[Problem]
Copy each line of the listing where the word "thumbnail" can be found.

··· Given data

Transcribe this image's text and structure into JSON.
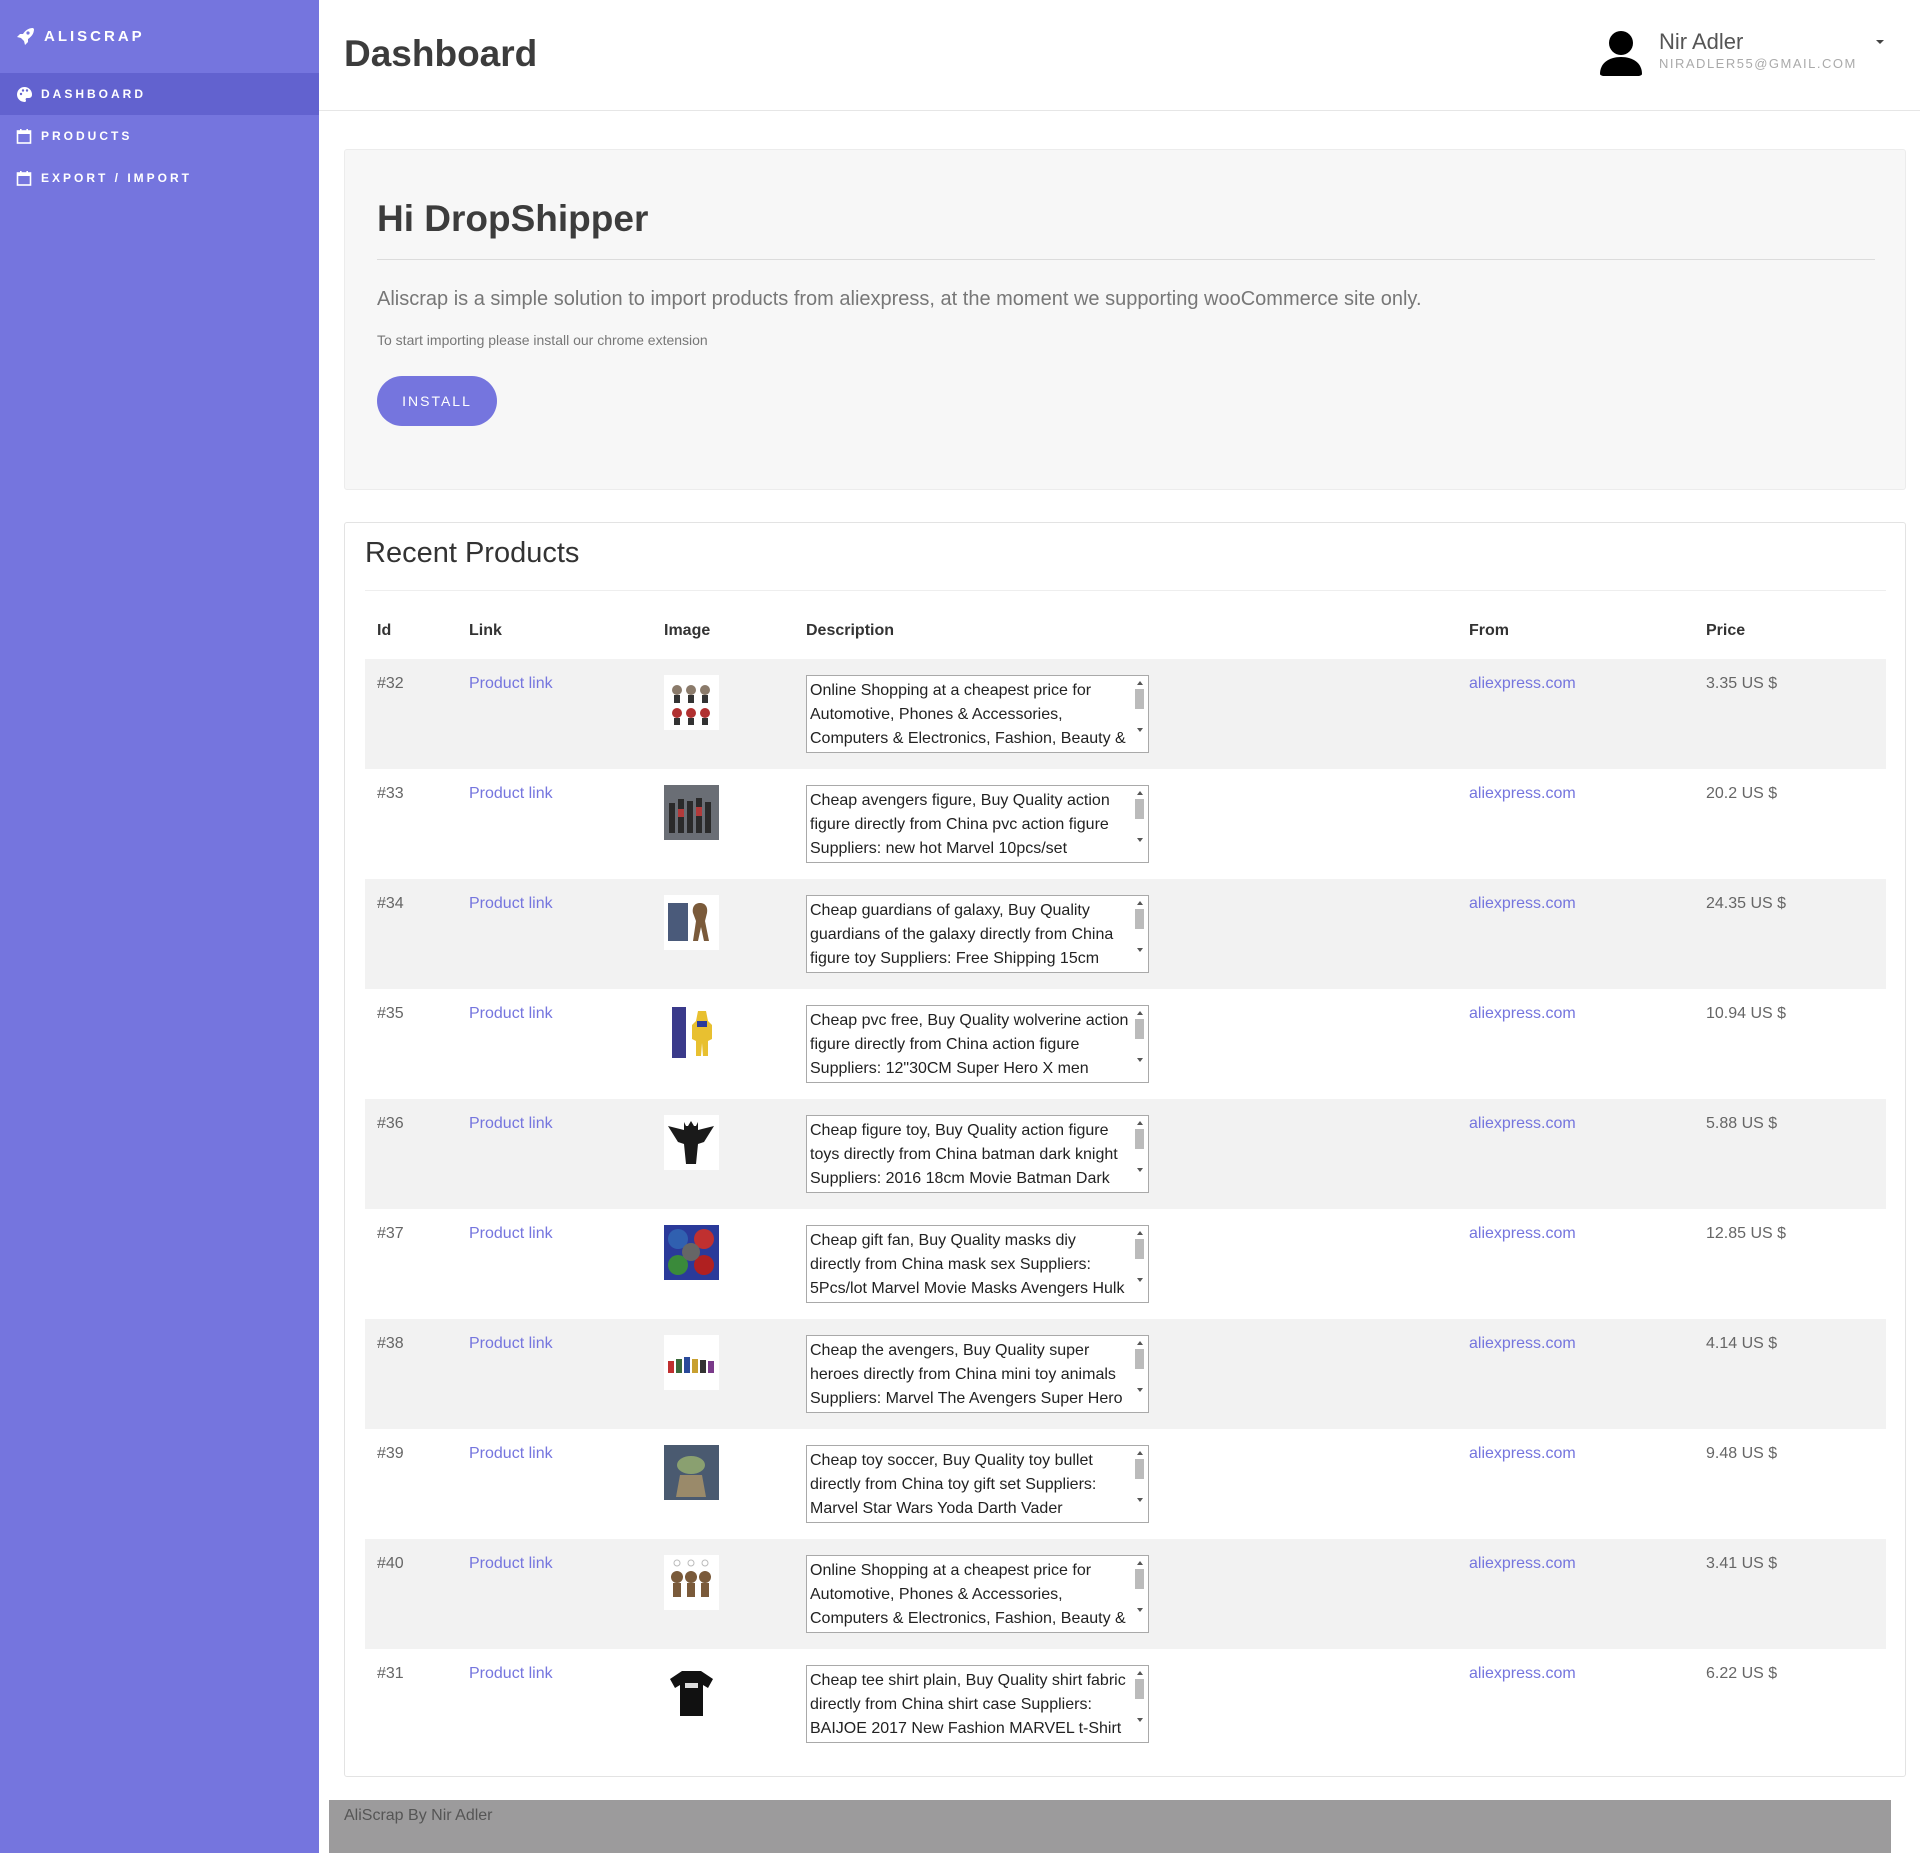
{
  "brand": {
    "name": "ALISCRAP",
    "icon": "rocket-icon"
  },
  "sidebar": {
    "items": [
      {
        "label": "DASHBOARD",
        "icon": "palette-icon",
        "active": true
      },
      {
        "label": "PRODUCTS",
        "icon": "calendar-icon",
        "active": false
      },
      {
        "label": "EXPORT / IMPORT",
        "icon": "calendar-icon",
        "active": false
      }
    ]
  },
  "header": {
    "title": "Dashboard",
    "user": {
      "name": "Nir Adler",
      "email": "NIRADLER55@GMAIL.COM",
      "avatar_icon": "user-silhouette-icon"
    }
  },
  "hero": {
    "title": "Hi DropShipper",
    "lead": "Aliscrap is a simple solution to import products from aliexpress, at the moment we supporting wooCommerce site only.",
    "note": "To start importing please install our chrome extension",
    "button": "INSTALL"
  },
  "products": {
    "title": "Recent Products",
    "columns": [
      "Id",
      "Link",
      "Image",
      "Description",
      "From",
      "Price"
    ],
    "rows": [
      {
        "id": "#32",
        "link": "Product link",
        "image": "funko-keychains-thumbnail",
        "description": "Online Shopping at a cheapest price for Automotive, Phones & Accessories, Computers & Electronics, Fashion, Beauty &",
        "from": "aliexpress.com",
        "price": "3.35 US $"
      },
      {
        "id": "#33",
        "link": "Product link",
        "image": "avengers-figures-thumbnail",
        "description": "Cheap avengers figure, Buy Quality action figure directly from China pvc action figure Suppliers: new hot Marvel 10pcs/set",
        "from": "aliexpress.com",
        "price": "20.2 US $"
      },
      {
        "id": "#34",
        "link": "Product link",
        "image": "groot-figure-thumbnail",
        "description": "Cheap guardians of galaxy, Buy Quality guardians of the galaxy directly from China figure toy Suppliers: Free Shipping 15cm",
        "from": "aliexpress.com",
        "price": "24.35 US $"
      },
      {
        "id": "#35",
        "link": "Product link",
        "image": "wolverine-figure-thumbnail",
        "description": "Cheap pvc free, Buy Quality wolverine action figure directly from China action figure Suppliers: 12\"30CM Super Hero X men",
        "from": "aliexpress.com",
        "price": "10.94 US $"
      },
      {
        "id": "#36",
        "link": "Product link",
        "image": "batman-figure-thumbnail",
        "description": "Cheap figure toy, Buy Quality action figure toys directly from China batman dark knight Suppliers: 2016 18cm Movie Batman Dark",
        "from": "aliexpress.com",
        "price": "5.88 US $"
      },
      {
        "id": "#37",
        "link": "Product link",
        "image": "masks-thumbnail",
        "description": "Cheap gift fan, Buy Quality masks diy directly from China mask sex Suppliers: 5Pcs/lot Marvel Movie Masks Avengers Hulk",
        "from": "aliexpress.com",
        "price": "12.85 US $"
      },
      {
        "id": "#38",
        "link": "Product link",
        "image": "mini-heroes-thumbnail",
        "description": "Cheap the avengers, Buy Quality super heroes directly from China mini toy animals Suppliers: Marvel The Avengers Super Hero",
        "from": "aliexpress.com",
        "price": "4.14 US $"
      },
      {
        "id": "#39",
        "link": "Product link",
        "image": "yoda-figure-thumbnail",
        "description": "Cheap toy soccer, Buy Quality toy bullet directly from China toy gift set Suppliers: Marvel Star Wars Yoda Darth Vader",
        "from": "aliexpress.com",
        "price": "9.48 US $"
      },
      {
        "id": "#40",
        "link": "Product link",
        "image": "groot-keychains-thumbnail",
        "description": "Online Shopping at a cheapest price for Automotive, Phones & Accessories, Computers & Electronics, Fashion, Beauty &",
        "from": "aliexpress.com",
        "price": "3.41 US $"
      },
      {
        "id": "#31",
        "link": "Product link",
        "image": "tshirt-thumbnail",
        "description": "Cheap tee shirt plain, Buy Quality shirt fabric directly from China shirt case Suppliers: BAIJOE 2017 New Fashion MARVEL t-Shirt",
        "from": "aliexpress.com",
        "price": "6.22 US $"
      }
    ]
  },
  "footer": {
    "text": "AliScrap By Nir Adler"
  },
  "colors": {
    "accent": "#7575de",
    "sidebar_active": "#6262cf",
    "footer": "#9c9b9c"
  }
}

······
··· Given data

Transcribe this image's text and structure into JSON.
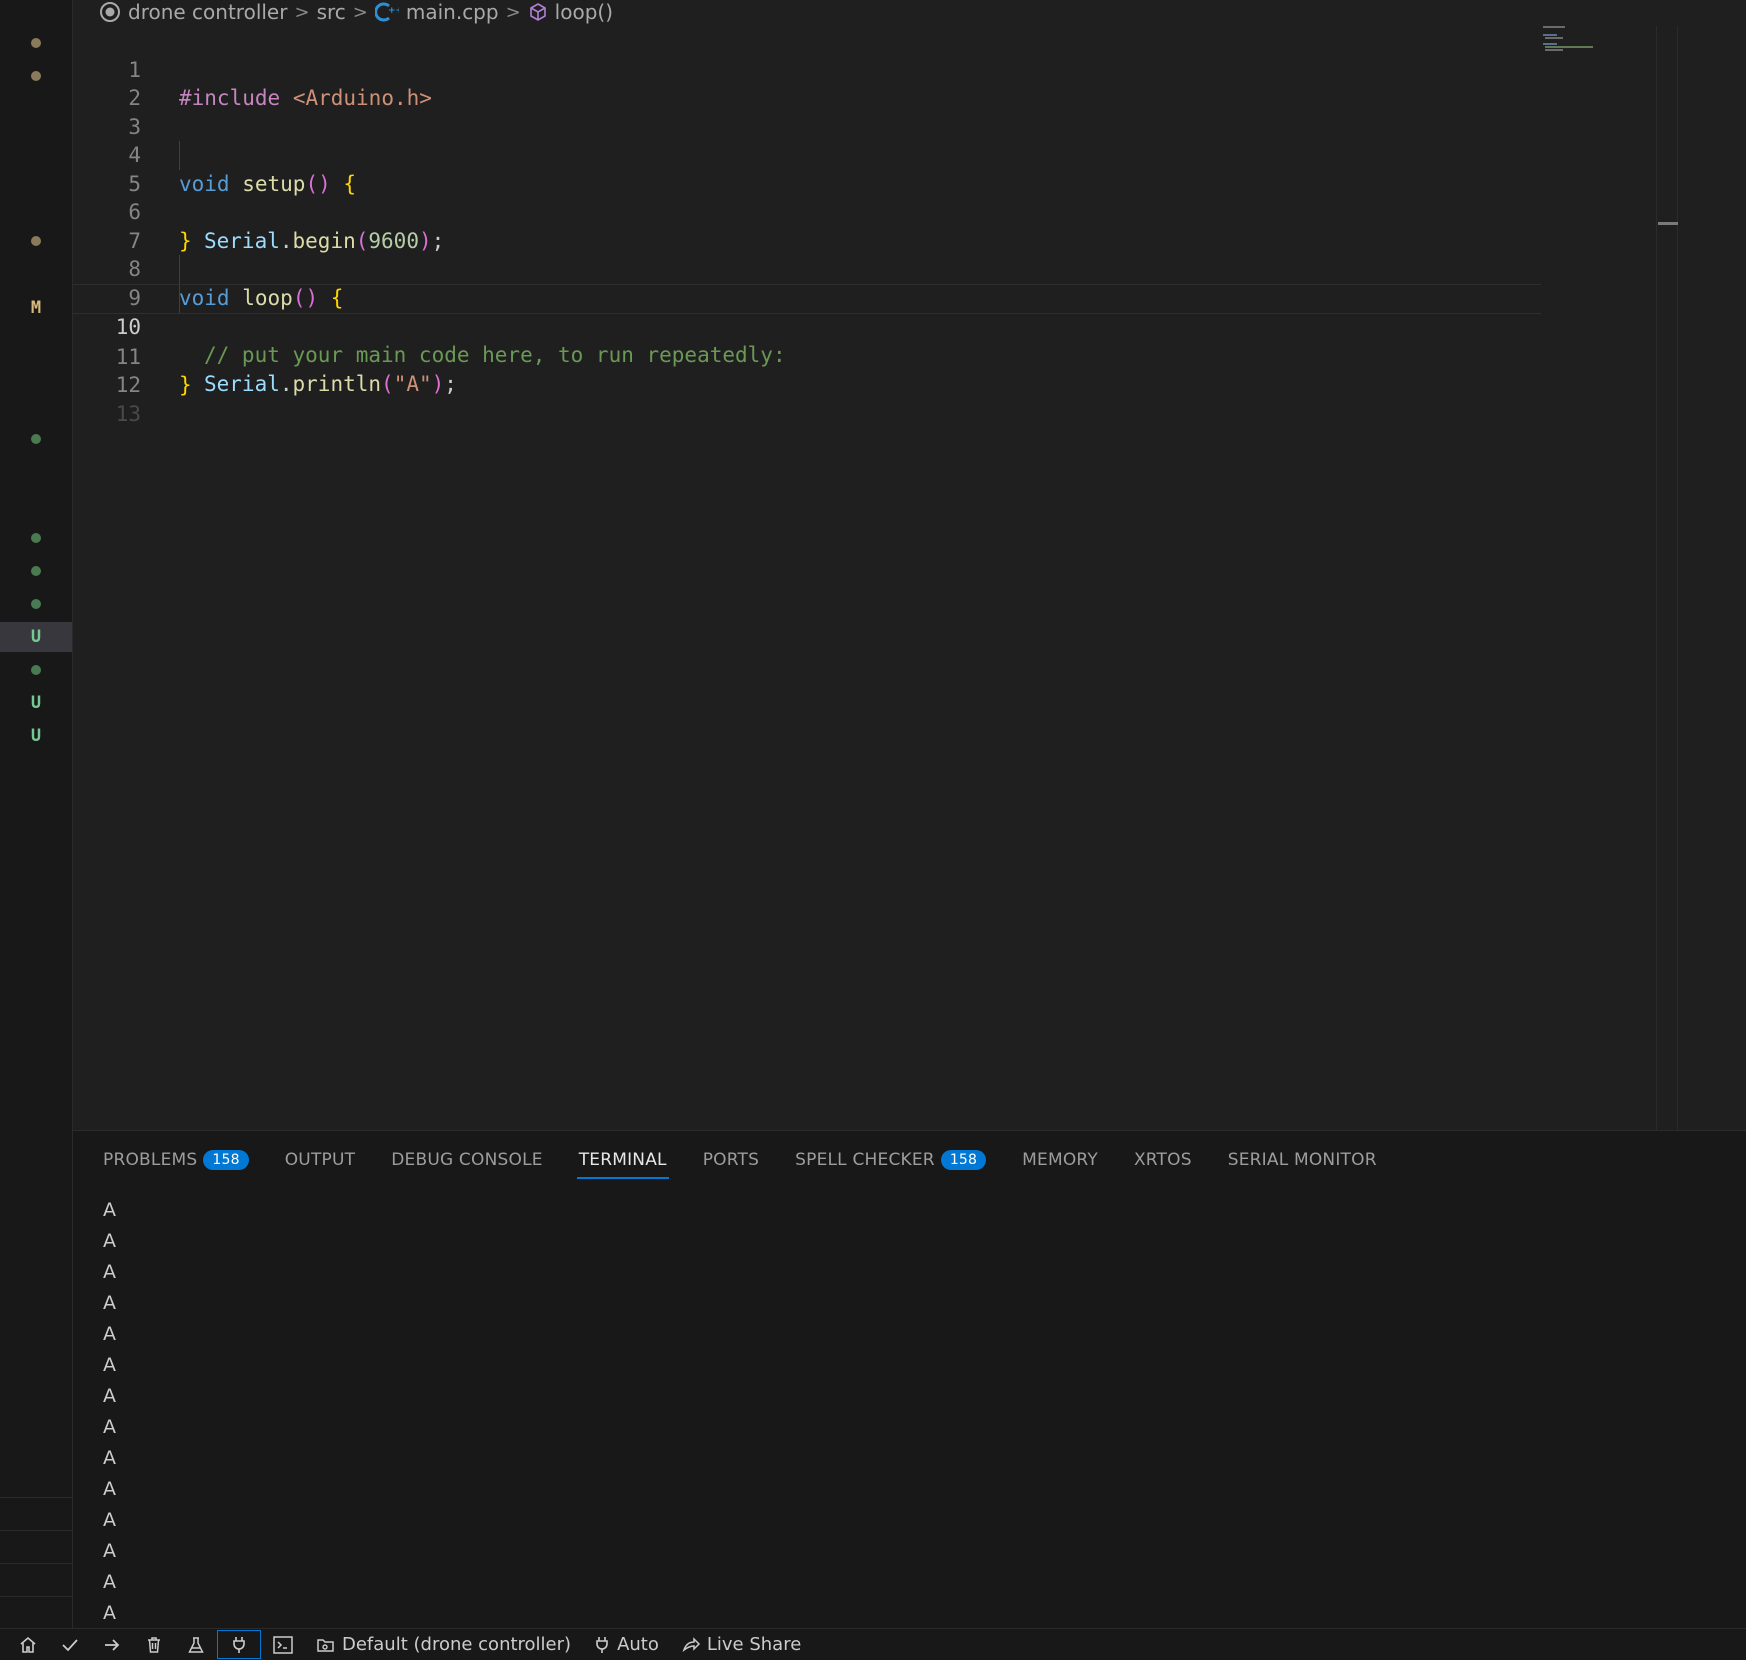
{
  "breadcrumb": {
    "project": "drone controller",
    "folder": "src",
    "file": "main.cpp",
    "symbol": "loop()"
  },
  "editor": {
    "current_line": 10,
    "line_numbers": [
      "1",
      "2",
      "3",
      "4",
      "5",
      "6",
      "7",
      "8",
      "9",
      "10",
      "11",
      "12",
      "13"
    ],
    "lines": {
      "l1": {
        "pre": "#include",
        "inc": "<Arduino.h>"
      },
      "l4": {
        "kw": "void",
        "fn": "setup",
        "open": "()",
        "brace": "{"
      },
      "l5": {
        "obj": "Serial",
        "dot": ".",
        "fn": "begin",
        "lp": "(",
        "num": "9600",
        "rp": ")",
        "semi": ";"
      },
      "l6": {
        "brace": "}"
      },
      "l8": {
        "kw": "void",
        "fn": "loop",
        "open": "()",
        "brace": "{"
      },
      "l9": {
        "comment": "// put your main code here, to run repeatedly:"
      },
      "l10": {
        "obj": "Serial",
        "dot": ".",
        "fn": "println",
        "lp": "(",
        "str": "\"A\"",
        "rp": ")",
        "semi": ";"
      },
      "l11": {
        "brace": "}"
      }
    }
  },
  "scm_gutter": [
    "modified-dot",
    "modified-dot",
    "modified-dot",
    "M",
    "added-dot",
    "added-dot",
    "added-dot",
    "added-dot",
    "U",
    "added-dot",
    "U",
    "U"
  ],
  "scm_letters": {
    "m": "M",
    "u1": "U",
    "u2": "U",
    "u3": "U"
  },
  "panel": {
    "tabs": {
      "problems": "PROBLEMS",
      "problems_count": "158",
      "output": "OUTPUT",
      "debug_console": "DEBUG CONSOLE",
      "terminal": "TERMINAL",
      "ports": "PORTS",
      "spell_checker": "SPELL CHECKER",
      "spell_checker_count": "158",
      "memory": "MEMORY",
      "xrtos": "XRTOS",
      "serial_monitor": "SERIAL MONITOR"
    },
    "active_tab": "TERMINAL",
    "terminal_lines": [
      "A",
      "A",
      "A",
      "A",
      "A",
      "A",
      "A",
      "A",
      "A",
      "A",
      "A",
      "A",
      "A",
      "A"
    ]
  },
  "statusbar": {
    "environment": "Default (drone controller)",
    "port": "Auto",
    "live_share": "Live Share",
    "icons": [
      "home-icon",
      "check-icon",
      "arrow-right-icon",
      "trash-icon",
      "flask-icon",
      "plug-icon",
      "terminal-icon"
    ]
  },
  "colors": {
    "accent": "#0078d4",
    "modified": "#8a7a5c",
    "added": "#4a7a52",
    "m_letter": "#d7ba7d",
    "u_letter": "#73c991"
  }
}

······

[Reply]
        "image": "funko-keychains-thumbnail",
        "image": "avengers-figures-thumbnail",
        "image": "groot-figure-thumbnail",
        "image": "wolverine-figure-thumbnail",
        "image": "batman-figure-thumbnail",
        "image": "masks-thumbnail",
        "image": "mini-heroes-thumbnail",
        "image": "yoda-figure-thumbnail",
        "image": "groot-keychains-thumbnail",
        "image": "tshirt-thumbnail",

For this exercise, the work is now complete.